The Crystal Ship, is being filled…
I Know What You Think of Me - NYTimes.com -
I’ve often thought that the single most devastating cyberattack a diabolical and anarchic mind could design would not be on the military or financial sector but simply to simultaneously make every e-mail and text ever sent universally public.
THE CONNECTIVE: Get The Connective! -
After spending 48 hours furiously writing, editing, and designing (and many, many more hours anxiously awaiting its final release), we’re so thrilled to announce that The Connective, a crowd-sourced magazine created in a single weekend, is finally live and available for download. You can find it…
You should get this and read it. It’s great. And not just because I was one of the contributors.
Purina wants developers to build more video games for cats -
Cute as this is, I’d worry that introducing my cats to video games would mean I never get to use my iPad again.
It was bad enough when I had to deal with one cat who had developed a severe laser pointer addiction.
Since March 11, 2007, I have a read total of 94,926 items in Google Reader.
So, yeah. The news broke today. Google Reader will be gone once the calendar hits July 1st, 2013.
Google Reader (or GReader) was the first RSS feed reader I ever used as more of my news consumption moved online and as my career as a journalist was starting to go somewhere and found myself needing to keep up on more and more sites.
In fact, it was probably the Google service I used most besides GMail. It was always open in a browser tab.
But soon it will be gone.
This whole thing feels like the time Yahoo announced they would be (using that great Silicon Valley euphemism) “sunsetting” Delicious, a rather great site for storing and sharing bookmarks.
While alternatives like NewsBlur and TheOldReader exist, I can’t help but worry, once again, about what happens when we start to rely on software stored on other people’s servers.
A massive company like Google shutting down a popular service like Reader suggests to me that no web app is safe.
The Most Terrifying Button On Facebook -
More and more, I begin to wonder if perhaps Facebook is some type of incredibly elaborate (and expensive) performance art.
Today's lesson in journalistic ethics -
I’m imagining the update to journalism school text books that’ll be appearing in the next editions:

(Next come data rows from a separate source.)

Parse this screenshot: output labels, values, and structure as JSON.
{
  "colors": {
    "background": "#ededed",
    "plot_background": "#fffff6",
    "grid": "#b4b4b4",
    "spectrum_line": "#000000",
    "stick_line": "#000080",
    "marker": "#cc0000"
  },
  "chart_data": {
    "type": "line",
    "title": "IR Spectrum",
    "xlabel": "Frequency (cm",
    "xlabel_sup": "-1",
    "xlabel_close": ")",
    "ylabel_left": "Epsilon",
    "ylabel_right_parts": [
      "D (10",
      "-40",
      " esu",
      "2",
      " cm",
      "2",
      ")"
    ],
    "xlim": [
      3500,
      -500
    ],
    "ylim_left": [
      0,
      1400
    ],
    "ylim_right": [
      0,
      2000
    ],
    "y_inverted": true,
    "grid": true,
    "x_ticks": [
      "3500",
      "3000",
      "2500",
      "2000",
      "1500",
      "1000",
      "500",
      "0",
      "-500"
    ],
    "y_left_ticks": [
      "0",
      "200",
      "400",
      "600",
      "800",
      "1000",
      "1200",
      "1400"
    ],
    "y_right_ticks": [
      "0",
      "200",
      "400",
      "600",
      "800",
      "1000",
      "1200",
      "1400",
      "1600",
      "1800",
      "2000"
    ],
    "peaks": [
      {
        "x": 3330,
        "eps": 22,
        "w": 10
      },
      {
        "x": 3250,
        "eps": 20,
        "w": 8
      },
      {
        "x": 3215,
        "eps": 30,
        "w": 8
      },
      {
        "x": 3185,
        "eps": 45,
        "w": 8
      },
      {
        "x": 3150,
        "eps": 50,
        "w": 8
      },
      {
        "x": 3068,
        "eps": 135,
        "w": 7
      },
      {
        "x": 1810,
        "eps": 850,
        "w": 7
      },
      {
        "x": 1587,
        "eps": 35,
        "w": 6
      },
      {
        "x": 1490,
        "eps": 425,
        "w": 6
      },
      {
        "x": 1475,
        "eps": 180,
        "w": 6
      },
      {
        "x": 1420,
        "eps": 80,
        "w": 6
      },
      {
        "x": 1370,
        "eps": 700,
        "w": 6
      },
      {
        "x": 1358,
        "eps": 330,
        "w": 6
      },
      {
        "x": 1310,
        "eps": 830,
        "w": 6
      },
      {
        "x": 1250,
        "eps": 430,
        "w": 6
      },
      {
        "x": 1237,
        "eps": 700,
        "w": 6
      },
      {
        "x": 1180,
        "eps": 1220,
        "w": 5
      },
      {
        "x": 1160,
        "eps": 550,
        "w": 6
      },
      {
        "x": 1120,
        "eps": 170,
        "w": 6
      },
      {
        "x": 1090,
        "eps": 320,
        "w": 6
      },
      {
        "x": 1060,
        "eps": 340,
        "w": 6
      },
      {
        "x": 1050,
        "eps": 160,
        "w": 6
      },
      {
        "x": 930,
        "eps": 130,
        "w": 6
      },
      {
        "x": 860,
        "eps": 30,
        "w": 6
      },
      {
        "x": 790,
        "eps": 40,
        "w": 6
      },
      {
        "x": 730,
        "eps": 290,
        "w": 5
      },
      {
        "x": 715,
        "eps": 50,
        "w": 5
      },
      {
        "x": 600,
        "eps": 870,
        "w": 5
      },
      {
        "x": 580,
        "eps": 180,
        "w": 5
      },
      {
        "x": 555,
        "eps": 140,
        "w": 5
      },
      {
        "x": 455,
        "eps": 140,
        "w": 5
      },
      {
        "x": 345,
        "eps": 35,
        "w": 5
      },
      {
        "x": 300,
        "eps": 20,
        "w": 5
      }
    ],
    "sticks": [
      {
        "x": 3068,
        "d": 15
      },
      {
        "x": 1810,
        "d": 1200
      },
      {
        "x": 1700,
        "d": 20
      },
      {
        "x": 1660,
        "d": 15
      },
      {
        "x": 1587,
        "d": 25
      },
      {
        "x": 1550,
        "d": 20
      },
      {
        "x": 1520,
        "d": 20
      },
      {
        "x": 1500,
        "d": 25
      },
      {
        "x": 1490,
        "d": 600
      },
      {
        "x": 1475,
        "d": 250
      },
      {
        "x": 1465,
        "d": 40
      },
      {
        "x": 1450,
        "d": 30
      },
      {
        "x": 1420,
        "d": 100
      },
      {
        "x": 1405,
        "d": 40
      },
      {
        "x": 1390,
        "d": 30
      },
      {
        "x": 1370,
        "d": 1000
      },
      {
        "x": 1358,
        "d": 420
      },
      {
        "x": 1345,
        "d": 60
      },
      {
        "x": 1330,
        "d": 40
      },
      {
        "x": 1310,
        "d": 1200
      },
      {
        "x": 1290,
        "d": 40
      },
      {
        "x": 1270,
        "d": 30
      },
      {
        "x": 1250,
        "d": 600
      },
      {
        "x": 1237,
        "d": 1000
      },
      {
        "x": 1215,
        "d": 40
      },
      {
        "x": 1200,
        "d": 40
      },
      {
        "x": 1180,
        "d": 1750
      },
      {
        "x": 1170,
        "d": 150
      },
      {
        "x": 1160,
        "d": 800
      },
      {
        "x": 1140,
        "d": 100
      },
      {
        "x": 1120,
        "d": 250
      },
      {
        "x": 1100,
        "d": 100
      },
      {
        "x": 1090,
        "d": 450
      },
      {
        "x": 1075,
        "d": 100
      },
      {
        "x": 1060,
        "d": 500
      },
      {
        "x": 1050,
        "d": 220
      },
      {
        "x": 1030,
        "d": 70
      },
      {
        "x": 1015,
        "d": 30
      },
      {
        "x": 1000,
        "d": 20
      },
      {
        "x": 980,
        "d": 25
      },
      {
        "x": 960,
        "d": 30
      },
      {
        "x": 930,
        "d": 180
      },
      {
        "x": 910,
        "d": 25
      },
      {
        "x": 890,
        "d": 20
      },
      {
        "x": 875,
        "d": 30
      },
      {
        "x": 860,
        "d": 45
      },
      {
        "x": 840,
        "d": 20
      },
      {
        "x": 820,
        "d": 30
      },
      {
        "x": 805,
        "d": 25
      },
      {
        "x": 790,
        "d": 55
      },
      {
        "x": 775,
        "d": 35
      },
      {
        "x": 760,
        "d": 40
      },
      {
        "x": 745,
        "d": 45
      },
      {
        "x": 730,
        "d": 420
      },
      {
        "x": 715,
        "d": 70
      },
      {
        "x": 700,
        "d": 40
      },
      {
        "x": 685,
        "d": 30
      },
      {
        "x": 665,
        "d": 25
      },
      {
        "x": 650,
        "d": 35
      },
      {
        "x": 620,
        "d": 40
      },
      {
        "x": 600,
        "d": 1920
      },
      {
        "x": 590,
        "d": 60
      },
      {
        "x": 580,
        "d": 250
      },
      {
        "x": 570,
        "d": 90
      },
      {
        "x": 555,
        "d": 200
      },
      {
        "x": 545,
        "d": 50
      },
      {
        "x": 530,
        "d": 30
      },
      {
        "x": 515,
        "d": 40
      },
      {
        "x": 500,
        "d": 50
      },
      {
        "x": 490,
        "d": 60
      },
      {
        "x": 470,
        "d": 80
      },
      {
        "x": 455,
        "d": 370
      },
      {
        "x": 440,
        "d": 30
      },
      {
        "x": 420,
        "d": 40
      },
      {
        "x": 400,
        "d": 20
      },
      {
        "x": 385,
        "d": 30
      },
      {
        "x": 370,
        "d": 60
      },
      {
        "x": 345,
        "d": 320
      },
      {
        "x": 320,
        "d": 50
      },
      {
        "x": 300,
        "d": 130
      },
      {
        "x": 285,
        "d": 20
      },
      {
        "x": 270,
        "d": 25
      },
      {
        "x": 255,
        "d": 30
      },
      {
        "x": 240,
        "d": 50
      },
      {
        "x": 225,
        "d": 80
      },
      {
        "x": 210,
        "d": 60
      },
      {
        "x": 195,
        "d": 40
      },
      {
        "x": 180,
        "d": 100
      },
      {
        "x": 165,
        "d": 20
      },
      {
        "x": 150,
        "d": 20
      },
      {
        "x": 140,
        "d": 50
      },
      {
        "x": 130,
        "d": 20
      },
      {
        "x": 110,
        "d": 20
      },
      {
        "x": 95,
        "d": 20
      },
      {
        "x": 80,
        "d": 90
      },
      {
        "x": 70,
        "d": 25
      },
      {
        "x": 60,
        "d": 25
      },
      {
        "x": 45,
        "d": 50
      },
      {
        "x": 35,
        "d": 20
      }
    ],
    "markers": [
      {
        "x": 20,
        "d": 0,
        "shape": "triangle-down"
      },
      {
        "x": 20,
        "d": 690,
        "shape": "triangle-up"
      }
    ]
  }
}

Note that sleeping with a source is considered a bad idea and may be considered a violation of ethics and a conflict of interest. It should generally be avoided.
Outlawed by Amazon DRM -
I really like the concept of eBooks. Not using paper, having something that’s searchable, being able to find and then copy and paste citations rather than re-typing a passage. Being able to keep hundreds of books on a device smaller than a single paper book.
But that’s where it ends.
This tale of having one’s Amazon account obliterated due to committing some kind of infraction that Amazon won’t specify and then losing access to all their books as a result is beyond absurd.
This is the second strike for Amazon after they remotely deleted Kindle copies of 1984 and Animal Farm back in 2009.
If eBooks are to have a serious future, the industry needs to get over Digital Rights Management. Desperately.
I’m sure Amazon will issue some kind of apology and say this was a mistake but the fact of the matter is, they shouldn’t have the capability to remotely destroy someone’s books in the first place.
In the meantime, I suppose for research purposes, I should go back to sticky-tabs and highlighters on printed books.